It is with great sadness the Chicago Bears and the McCaskey family mourn the loss of Michael B. McCaskey, 76, after his lengthy battle with cancer.
"Mike was already successful in every sense of the word when he took over for George S. Halas after the passing of 'Papa Bear' in 1983," said the McCaskey family. "We are grateful to Mike for overseeing arguably the greatest team in NFL history, and for his many years of service to the Bears and to us. The oldest of 11 siblings has many duties thrust upon him, not all of them pleasant, yet Mike handled them all with grace and patience. Although Mike's passing was not brought on by the novel coronavirus, our family, like so many people, is not able to gather and grieve together at this time. Our hearts go out to those who have lost loved ones to COVID-19. Our focus in the coming days will be to celebrate Mike's life, and be whatever source of support we can be to John and Kathryn and those they love."
Michael joined the family business in 1983, when he succeeded his grandfather, George S. Halas, as President & CEO and held that position until 1999 when he became the team's chairman. Under McCaskey's leadership, the Bears had eight playoff seasons, claimed six NFC Central Division titles and were crowned Super Bowl XX champions. Following the 1985 Super Bowl championship, his peers voted him NFL Executive of the Year. Michael also served as Chairman of the Board of the Bears from 1999-2011.
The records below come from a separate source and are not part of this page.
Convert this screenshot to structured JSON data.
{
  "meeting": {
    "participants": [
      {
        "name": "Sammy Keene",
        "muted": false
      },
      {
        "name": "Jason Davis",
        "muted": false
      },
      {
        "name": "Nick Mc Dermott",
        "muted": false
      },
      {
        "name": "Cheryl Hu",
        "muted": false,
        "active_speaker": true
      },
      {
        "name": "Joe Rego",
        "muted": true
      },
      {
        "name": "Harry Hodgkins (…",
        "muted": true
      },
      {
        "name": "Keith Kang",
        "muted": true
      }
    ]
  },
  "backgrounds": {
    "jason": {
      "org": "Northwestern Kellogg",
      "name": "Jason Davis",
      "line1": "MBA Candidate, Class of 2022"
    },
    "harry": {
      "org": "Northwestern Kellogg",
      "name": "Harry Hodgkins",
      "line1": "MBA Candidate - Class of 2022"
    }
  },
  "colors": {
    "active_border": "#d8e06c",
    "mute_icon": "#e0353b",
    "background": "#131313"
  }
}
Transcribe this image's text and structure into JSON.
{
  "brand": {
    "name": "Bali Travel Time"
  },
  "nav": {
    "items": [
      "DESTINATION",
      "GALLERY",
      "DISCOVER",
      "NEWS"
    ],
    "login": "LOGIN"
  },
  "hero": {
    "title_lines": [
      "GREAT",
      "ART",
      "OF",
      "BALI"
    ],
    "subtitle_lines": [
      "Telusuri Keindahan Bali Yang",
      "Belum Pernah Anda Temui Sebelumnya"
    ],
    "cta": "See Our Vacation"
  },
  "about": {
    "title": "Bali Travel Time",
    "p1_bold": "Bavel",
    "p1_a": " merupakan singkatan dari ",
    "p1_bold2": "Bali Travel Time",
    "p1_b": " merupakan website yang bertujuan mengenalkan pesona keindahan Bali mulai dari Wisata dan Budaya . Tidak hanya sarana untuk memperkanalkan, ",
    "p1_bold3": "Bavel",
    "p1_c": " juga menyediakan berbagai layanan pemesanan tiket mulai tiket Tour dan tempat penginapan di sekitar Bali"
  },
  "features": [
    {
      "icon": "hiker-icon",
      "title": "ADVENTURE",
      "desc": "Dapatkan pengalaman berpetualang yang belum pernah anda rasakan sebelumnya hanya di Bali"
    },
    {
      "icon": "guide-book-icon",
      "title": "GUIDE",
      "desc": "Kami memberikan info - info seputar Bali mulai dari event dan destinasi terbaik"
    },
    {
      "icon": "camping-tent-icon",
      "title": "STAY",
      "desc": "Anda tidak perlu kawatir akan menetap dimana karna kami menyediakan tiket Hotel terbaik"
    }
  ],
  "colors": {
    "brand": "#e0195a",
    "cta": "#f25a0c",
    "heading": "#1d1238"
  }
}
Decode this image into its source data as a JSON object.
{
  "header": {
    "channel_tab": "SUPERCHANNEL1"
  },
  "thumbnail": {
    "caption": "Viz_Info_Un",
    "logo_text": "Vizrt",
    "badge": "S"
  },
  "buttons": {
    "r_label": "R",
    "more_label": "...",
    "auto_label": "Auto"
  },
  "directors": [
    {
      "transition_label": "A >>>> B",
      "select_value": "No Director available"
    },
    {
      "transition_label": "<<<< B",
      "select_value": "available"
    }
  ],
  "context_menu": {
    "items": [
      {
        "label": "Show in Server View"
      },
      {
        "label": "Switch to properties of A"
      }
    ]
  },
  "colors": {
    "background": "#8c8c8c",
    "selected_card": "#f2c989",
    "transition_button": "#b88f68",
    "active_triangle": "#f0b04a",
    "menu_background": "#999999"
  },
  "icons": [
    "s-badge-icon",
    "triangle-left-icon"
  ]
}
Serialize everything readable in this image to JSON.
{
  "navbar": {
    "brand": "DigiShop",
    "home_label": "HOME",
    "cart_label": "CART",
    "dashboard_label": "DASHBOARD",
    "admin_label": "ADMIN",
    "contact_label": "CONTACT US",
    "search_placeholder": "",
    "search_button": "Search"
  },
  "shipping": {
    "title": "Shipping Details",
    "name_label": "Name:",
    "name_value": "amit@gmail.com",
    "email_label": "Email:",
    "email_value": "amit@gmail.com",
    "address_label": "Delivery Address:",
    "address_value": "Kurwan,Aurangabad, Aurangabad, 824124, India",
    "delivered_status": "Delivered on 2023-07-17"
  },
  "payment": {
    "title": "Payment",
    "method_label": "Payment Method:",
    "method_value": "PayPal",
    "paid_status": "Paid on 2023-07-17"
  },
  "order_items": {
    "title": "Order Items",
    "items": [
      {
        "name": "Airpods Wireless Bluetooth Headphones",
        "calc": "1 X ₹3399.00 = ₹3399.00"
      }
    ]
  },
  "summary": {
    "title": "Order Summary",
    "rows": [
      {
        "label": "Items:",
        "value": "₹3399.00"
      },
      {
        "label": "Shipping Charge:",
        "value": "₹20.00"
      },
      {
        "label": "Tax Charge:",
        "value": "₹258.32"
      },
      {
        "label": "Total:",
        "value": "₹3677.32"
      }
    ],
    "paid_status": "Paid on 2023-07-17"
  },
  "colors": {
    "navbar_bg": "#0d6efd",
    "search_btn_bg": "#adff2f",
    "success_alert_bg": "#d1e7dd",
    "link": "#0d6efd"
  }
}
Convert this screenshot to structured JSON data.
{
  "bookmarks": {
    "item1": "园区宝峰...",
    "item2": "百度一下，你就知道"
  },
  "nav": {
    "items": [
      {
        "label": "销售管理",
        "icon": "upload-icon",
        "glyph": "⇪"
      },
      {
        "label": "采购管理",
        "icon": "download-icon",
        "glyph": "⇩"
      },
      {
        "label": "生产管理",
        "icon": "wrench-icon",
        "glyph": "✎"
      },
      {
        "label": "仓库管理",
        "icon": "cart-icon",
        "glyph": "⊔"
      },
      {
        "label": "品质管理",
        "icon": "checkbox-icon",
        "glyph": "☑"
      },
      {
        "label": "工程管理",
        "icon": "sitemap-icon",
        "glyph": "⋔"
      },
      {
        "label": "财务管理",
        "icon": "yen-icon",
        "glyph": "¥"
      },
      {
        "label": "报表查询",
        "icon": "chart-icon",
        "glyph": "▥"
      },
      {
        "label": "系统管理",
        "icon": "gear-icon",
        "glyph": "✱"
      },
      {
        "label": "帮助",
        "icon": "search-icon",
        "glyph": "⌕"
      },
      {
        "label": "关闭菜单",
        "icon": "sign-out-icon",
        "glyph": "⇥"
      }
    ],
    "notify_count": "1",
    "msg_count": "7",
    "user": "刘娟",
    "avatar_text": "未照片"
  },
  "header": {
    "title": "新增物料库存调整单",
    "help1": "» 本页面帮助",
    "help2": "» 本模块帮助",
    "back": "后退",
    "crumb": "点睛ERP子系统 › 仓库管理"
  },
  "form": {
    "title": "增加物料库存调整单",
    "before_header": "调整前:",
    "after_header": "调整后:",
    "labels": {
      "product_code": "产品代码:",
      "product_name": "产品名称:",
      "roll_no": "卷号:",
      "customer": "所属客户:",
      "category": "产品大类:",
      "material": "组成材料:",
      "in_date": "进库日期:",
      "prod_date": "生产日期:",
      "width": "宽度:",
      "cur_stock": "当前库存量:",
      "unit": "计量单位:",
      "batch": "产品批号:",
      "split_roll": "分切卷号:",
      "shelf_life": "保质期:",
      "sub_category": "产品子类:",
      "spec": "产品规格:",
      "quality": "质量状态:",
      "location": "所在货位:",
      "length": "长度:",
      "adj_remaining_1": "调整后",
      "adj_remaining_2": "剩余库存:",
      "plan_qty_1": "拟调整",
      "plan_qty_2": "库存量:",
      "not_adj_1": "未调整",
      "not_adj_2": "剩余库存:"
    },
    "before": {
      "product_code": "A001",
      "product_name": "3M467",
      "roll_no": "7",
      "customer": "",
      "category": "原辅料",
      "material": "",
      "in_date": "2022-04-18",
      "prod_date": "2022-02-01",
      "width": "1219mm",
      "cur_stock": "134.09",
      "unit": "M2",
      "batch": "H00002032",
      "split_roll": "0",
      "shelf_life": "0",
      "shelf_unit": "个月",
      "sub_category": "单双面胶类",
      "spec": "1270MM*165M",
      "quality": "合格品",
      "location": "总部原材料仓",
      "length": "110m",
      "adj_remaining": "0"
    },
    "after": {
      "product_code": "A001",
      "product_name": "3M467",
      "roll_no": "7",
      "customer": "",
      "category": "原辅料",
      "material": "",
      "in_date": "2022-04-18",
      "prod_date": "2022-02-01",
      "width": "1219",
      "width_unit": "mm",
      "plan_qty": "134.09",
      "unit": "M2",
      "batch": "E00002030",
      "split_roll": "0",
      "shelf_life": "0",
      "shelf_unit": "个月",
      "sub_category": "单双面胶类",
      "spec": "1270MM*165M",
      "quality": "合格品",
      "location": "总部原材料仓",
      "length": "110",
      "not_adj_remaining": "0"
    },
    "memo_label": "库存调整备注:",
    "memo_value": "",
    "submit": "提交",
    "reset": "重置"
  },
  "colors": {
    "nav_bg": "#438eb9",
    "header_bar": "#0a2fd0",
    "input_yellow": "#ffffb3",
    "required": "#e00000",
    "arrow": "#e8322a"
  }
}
In the spring of 1997, under Michael's guidance, the Bears moved from the original Halas Hall on the campus of Lake Forest College to a new state-of-the-art home and where the team still resides today. The move provided the team its own private campus that included an indoor practice facility in addition to space that recently was further developed to include a total of four outdoor practice fields and 305,500 square feet of indoor training and office space.
In 1995, Michael co-founded the team's charitable foundation, Bears Care, which has since granted more than $21 million to over 100 agencies throughout the Chicagoland community through targeted programs supporting education, youth athletics and medical research and health awareness programs focusing on breast and ovarian cancer.
"My heart is heavy as I think about Michael McCaskey and can't believe he is no longer with us," said Bears President & CEO Ted Phillips. "His fierce love of the Bears was unmatched as was his intellectual capacity and thirst for knowledge on a myriad of subjects. Michael displayed a professorial presence that could be challenging, but was also inspiring. I will be forever grateful for the many opportunities for growth that he provided me, as well as for his trust and support. Michael always strived to do things the right way with high character and with the Bears best interests always paramount. Michael was a good man, gone much too soon. He presided over the only Super Bowl championship Chicago Bears team in 1985, and I know he is still smiling about that magical season. God bless Michael and his family."
McCaskey served on the NFL's Long Range Planning Committee, Expansion Committee, Stadium Committee and Finance Committee. He was a member of the Chicago Field Museum of National History, the Economic Club of Chicago, the Commercial Club of Chicago, the World Presidents' Organization, and the Union League Club of Chicago. He was a Director of WTTW, the Chicago based public television station, and served on the Board of the Big Shoulders Organization, which supports schools in the inner city of Chicago. McCaskey was also on the Advisory Committee to the Ethiopian Community Association of Chicago and helped establish an Information Technology Training Center for immigrants to Chicago.
"Michael McCaskey proudly carried forth the legacy of his grandfather and NFL pioneer George Halas as team president and chairman and played an instrumental role in the success and popularity of the Bears," NFL Commissioner Roger Goodell said in a statement. "The Bears' memorable 1985 season and their Super Bowl XX victory helped further propel the NFL onto a global stage. Michael was a driving force in growing the NFL's international footprint with the first American Bowl game in London featuring the Bears and the Dallas Cowboys in 1986. He was also dedicated to serving his community and helped create Bears Care, which became a model foundation in supporting charities throughout the Chicago area. Michael was a calm and sound voice in league meetings, befitting of his time as a professor before becoming Bears' president. We extend our deepest sympathies to Michael's children Kathryn and John, his mother Virginia and the entire McCaskey family, and the Bears organization."
McCaskey graduated from Yale University in 1965 having majored in philosophy and psychology. He spent two years as a Peace Corps volunteer, teaching science, English and music to junior high students in Ethiopia. He earned his doctorate in business from Case Western Reserve University in 1972. McCaskey taught organizational behavior and management courses at UCLA for three years. He then became an Associate Professor at the Harvard Business School. During his seven years in Boston, McCaskey taught MBAs and Executives, and wrote numerous journal articles, case studies and a book, The Executive Challenge: Managing Change and Ambiguity.
Michael was the oldest of Ed and Virginia McCaskey's 11 children. He is survived by his two children, John and Kathryn, and one grandson, Jackson.